Everything can collapse. Houses, bodies, and enemies collapse when their rhythm becomes deranged. In large-scale strategy, when the enemy starts to collapse you must pursue him without letting the chance go. If you fail to take advantage of your enemies’ collapse, they may recover.
Age of War is a fast-paced dice game for two to six players, designed by Reiner Knizia and set among the warring states of feudal Japan. In the game, you and your fellow players take on the roles of rival daimyos attempting to unite the Japanese clans by mustering your troops and conquering castles.
Castles Under Siege
At the beginning of a game of Age of War, fourteen castle cards belonging to the six clans are laid out in the center of the play area. Each turn, you must attempt to conquer a castle by laying siege to it with your forces. Your turn begins by mustering your troops: rolling the seven custom dice. Each die has six possible results—one infantry, two infantry, three infantry, archers, cavalry, or daimyo. After your roll, you must attack a castle. Each castle card possesses at least one battle line, showing a variety of symbols from the dice. With the results you roll, you must complete one battle line on the besieged castle each turn. If you cannot complete a battle line, you remove one die from your rolls for this turn and muster your troops once more by rolling again.
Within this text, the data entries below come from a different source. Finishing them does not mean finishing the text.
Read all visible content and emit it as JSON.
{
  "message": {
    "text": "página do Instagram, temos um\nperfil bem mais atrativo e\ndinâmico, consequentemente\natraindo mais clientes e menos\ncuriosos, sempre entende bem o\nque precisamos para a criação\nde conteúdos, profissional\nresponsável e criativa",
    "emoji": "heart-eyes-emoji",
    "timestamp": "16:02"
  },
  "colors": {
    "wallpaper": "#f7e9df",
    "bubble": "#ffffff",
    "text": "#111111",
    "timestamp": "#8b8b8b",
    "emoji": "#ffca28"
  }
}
Each battle line on a castle card must be matched exactly, with the exception of infantry. When you fill a battle line that requires infantry, you may match or exceed the number of infantry needed to complete the battle line.
If you fill each battle line on the besieged castle card, you conquer it and add it to your play area. If you fail to complete all of a castle’s battle lines on your turn, however, your assault has been defeated, and you must wait until your next turn to besiege a castle.
Castles conquered by your opponents aren’t permanently out of reach, however. You can besiege castles in your opponent’s play areas in the same way that you would besiege an unconquered castle. However, you must treat the red daimyo symbol in the upper left hand corner of the castle card as an additional battle line, which makes stealing castles from your opponents harder than conquering them for the first time.
The castles you capture in Age of War belong to six different clans, and each clan that declares its loyalty to you brings you closer to an ultimate victory. The number of castles belonging to a clan ranges from one to four castles. Regardless of the number of castles, when you conquer all of a clan’s castles, that clan swears its loyalty to you. The castles of a clan united behind your banner cannot be stolen from you, but immunity to your opponent’s attacks is not the only benefit of conquering a clan.
Each conquered castle grants you the number of points printed on the front of the card, but if you manage to unite a clan, you’ll gain a number of points greater than the sum of each individual castle. For example, the Tokugawa clan in Age of War consists of three castles: Inuyama, worth one point; Kiyosu, worth two points; and Edo, worth three points. But players clever enough to conquer all three castles and secure the loyalty of the Tokugawa clan receive two bonus points, for a total of eight points.
Conquering clans and castles adds another level of strategy to Age of War. Clans with a few castles may be easy to conquer, but you’ll receive more bonus points if you attempt to unite a clan that possesses many castles.
When the final unconquered castle is taken from the play area, the game ends, and players tally their points by adding the point values of conquered clans and individual conquered castles. The player with the most points succeeds in uniting Japan under his banner and wins the game! Are you prepared to test your adaptability and your tactics on the field of battle? In Age of War, one player will rise above the other daimyos to gain renown as the leader of a unified Japan. Muster your troops, besiege the clan’s castles, and march to victory in feudal Japan!